Sitting for a moment and admiring the colonial post office in central Saigon, Ryan’s beard was once more getting all the attention. An elderly gentlemen pointed and said “You look like Hercules.” Slightly confused at this beginning the conversation got a lot weirder. Next our new friend showed us his biro creations, mainly badly drawn 1960s film stars, our favourite being Clint Eastwood. We were also treated to a rendition of ‘well known’ songs whistled with over the top arm gestures, he was quick to tell us he was the best whistler in the world…presumably winning the coveted title in some kind of whistle off with his nearest rivals.

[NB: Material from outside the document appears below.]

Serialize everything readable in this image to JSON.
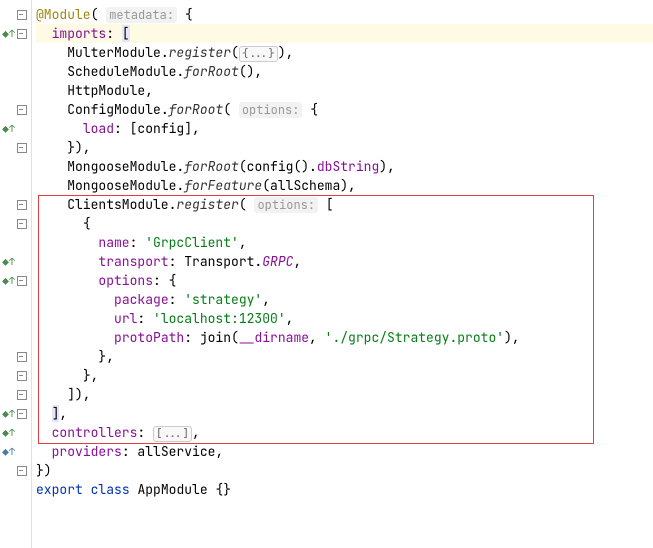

We also heard about his super natural powers, mainly involving thinking about trees falling on his ‘enemies’ and then them actually falling on them, before deciding Ryan was the man to travel the world with and make his musical fortune! Well Josh welcome to SE Asia….
We were joined for a few days by our old Perth housemate Josh and were determined to show him as much of hectic frenzy of Ho Chi Min City as possible. Saigon, as it was formally known, though not the capital of Vietnam, is the largest city in the country and the financial capital. Capitalism is alive and well in the metropolis which seems to sit within the communist governments remit somehow…communist propaganda poster on the side of a Mc Donalds, don’t mind if I do Saigon!
And where better to start a trip to HCMC than a night-time, roadside bar with draft beer for less 40c a pint? Well I can’t think of it. The night was made better by locals insisting on buying us the drinks and trying goat udder (yes goat udder!) from the bars menu…in case you were wondering its very very chewy. I think we were going to like it here. Well apart from the continuing threat of death every time you attempted to cross the road from the millions of mopeds speeding in all directions with no intention of stopping.
Ever wanted to pretend you were on the set of Madmen but during the cold war? Well now you can at the Reunification Palace…the scene of the famous photos of the communist tanks crashing through the gates marking the symbolic end to the Vietnam war. Inside the luxurious decor of the 1960s and 70s south Vietnamese government transports you back to that era, especially in the bunker where the military decisions were made on huge maps, old school radio equipment buzzing in the corner. Outside as we eat our first of many Banh mi (pork, pickled veg and coriander sandwiches) an english student asked us questions about GM foods for an assignment…just another day in Saigon.
Like all good tourists we went to the war remnants museum, where the atrocities of the Vietnamese war are described and often photographed in great detail. The graphic langauge and images used throughout are a throw back to the Cold War and lets just say the Americans don’t come out of it well. This theme was continued at the Chu Chi tunnels outside of the city, where determined Viet Kong fighters lived and fought underground for years in a complex network of tiny tunnels, replying the south Vietnamese attracts repeatedly. We got to go through a section of the tunnels which has been widened by a third for large western tourists but were still so cramped you had to scramble through on all fours.
We headed to one of the many Cao Dai temples, which only exists in south and central Vietnam. In the early twentieth century some guys got together and thought why only worship one religion? Why don’t we take our favourite bits from many and form our own? Ok so maybe it was a little more complicated than that but they do worship buddha, Jesus Christ and Muhammad all in the same temple with a bit of french poetry thrown in for good measure. We were lucky enough to see a service, one is held every six hours, with the congregation dressed in pure white, blue, yellow or red costumes for the senior monks. It was a beautiful experience with the all-seeing eye of the father watching you throughout the building.
Back in the city centre we were taken for a lovely Vietnamese meal followed by tea by some friends we had met in Vinh Long and learnt a little more about what it was like to be young and live in HCMC. They were so kind to us and insisted on buying us dinner…the favour will be returned when you make it to the UK! A real highlight from our stay in the city was seeing the AO show at the Saigon Opera House. Not only did we get to see the inside of the french designed theatre but also a beautifully choreographed circus/ dance performance depicting Vietnam’s move from traditional to modern using lots and lots of bamboo. OK so it’s a little pricey if your on a strict budget but I would say it’s completely worth it and who doesn’t love bamboo?
We ended our time with Josh and Ho Chi Minh City with a trip up the Bitexco tower, the highest skyscraper in the city. Heres a hint instead of paying $10 to go up to the viewing platform go to the cafe on the 51 floor and have a coffee for half the price. We were treated to great views across the city plus a great beverage…
Thanks for having us Saigon, you have taught us to boldly walk out in front of oncoming traffic fearlessly!
Next time Russians and mountains…